Chief Prosecutor Brammertz meets with authorities on missing persons
Chief Prosecutor Serge Brammertz of the International Residual Mechanism for Criminal Tribunals hosted today a meeting of senior representatives of institutions responsible for the search for those persons still missing from the conflict in Bosnia and Herzegovina. Attendees included Acting Chief Prosecutor Gordana Tadić of the Prosecutor’s Office of BiH (PO BiH), Director General Perica Stanić of the State Investigation and Protection Agency (SIPA), the Directors of the Missing Persons Institute of Bosnia and Herzegovina (MPI), and representatives of International Committee of the Red Cross (ICRC) and International Missing Persons Commission (ICMP).
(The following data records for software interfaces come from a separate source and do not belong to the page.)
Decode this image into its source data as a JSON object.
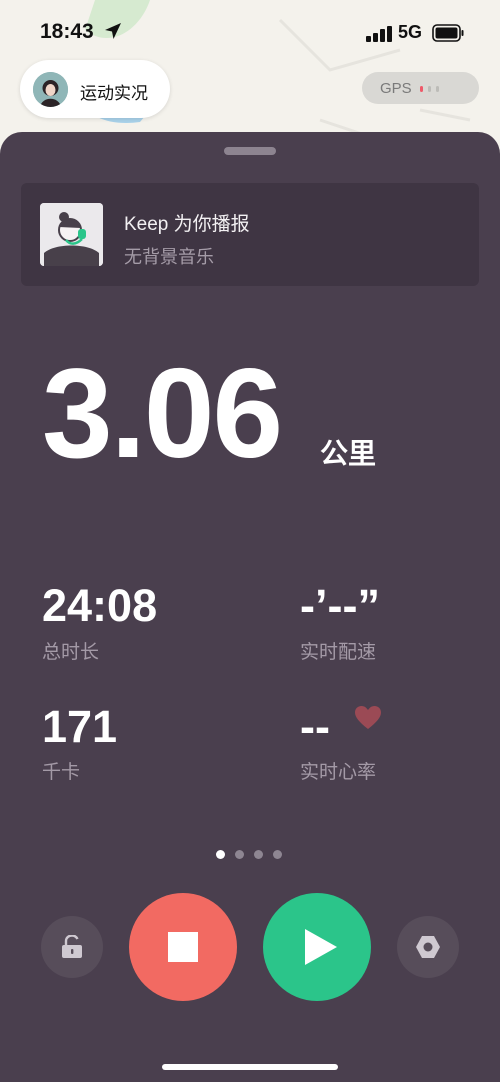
{
  "status_bar": {
    "time": "18:43",
    "network": "5G"
  },
  "header": {
    "live_pill_label": "运动实况",
    "gps_label": "GPS"
  },
  "audio_card": {
    "title": "Keep 为你播报",
    "subtitle": "无背景音乐"
  },
  "distance": {
    "value": "3.06",
    "unit": "公里"
  },
  "metrics": [
    {
      "value": "24:08",
      "label": "总时长"
    },
    {
      "value": "-’--”",
      "label": "实时配速"
    },
    {
      "value": "171",
      "label": "千卡"
    },
    {
      "value": "--",
      "label": "实时心率"
    }
  ],
  "pager": {
    "active_index": 0,
    "count": 4
  },
  "colors": {
    "sheet": "#4a3f4e",
    "stop": "#f26a62",
    "play": "#2bc58a",
    "heart": "#9b4a55"
  },
  "icons": [
    "location-arrow-icon",
    "signal-icon",
    "battery-icon",
    "unlock-icon",
    "stop-icon",
    "play-icon",
    "settings-icon",
    "heart-icon"
  ]
}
The search for missing persons in Bosnia and Herzegovina has seen significant achievements, but further results are urgently needed. Through the work of the six institutions represented and other partners, tens of thousands missing persons have been located. Too many families – of all places, ethnicities and affiliations – are still waiting for information of the fate of their loved ones and the closure that they deserve.
These six institutions underlined their commitment to tracing all missing persons from the conflict.
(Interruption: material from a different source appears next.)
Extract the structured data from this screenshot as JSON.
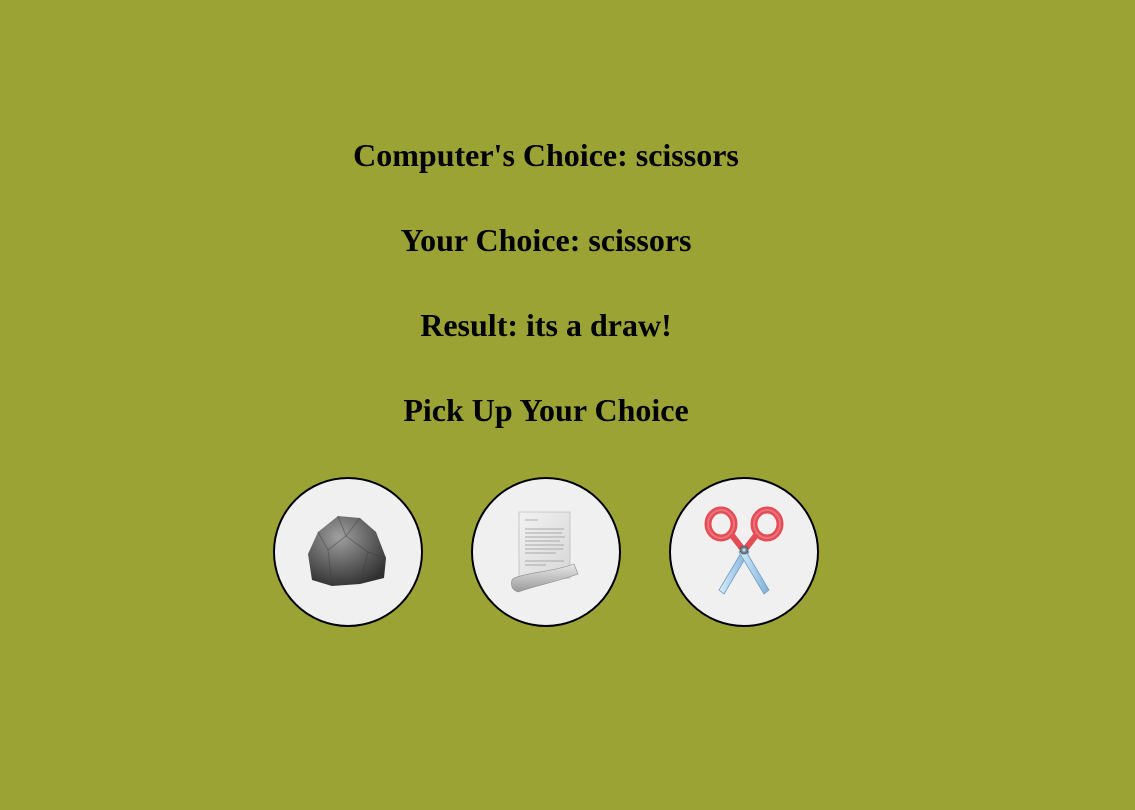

The Mechanism Office of the Prosecutor and ICRC are undertaking a joint project to support the BiH and regional institutions by comprehensively reviewing and analyzing all materials collected by the ICTY Office of the Prosecutor to identify further leads on the fate of those persons still missing today.
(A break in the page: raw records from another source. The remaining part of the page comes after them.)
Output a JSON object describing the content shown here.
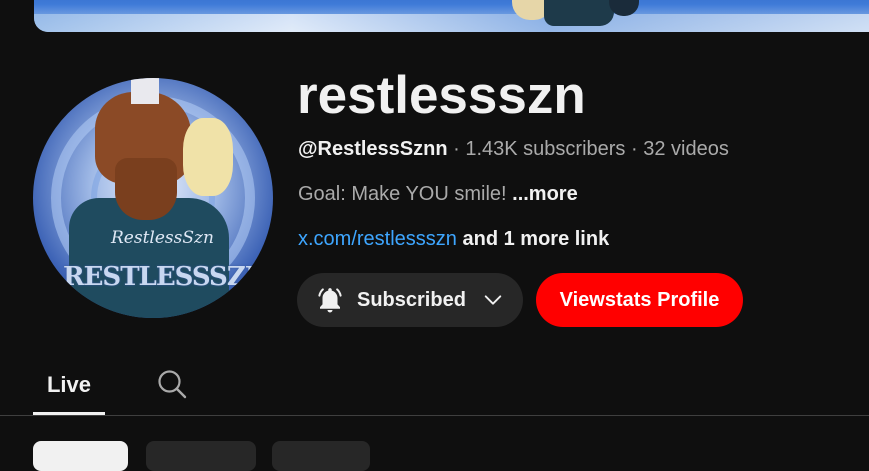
{
  "channel": {
    "name": "restlessszn",
    "handle": "@RestlessSznn",
    "separator1": " · ",
    "subscribers": "1.43K subscribers",
    "separator2": " · ",
    "videos": "32 videos",
    "description": "Goal: Make YOU smile! ",
    "description_more": "...more",
    "link": "x.com/restlessszn",
    "more_links": " and 1 more link"
  },
  "avatar": {
    "shirt_text": "RestlessSzn",
    "watermark": "RESTLESSSZN"
  },
  "actions": {
    "subscribed_label": "Subscribed",
    "subscribed_icon": "bell-icon",
    "dropdown_icon": "chevron-down-icon",
    "viewstats_label": "Viewstats Profile"
  },
  "tabs": {
    "items": [
      {
        "label": "Live",
        "selected": true
      }
    ],
    "search_icon": "search-icon"
  },
  "colors": {
    "background": "#0f0f0f",
    "accent_red": "#ff0000",
    "link_blue": "#3ea6ff",
    "secondary_text": "#aaaaaa",
    "button_gray": "#272727"
  }
}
The BiH institutions are taking meaningful steps to strengthen their efforts. The PO BiH and SIPA have established dedicated missing persons and exhumations special units, which are expected to improve efficiency and results by centralizing efforts. The MPI will strengthen its analytical capacities to gather and make better use of available information, and has requested additional training for its staff to support this additional analytical focus.
The ICMP’s state-of-the-art laboratory facilities are now operating in The Hague and processing identification requests from BiH institutions. The ICMP will continue a presence in the region and provide the same services to the victims.
All participants expressed their deepest appreciation to partners who support this important work by providing financial support and capacity-building, particularly the European Union. It is clear that investments made to-date have led to concrete results. Strengthening financial, diplomatic and other support will be an important component of ensuring continued achievements in the coming years.
Regarding challenges, participants agreed that it is critical that all those who have any information about the fate of missing persons must come forward. The families of the missing deserve nothing less.
All institutions underscored that the search for missing persons is a humanitarian imperative that is carried out impartially and independently. It should be free from politicization, and fully supported by all civic, governmental and political bodies.
In conclusion, participants agreed that the continued partnership between international and national bodies is critical to resolving the fates of persons still missing today, and are determined to continue and strengthen that cooperation.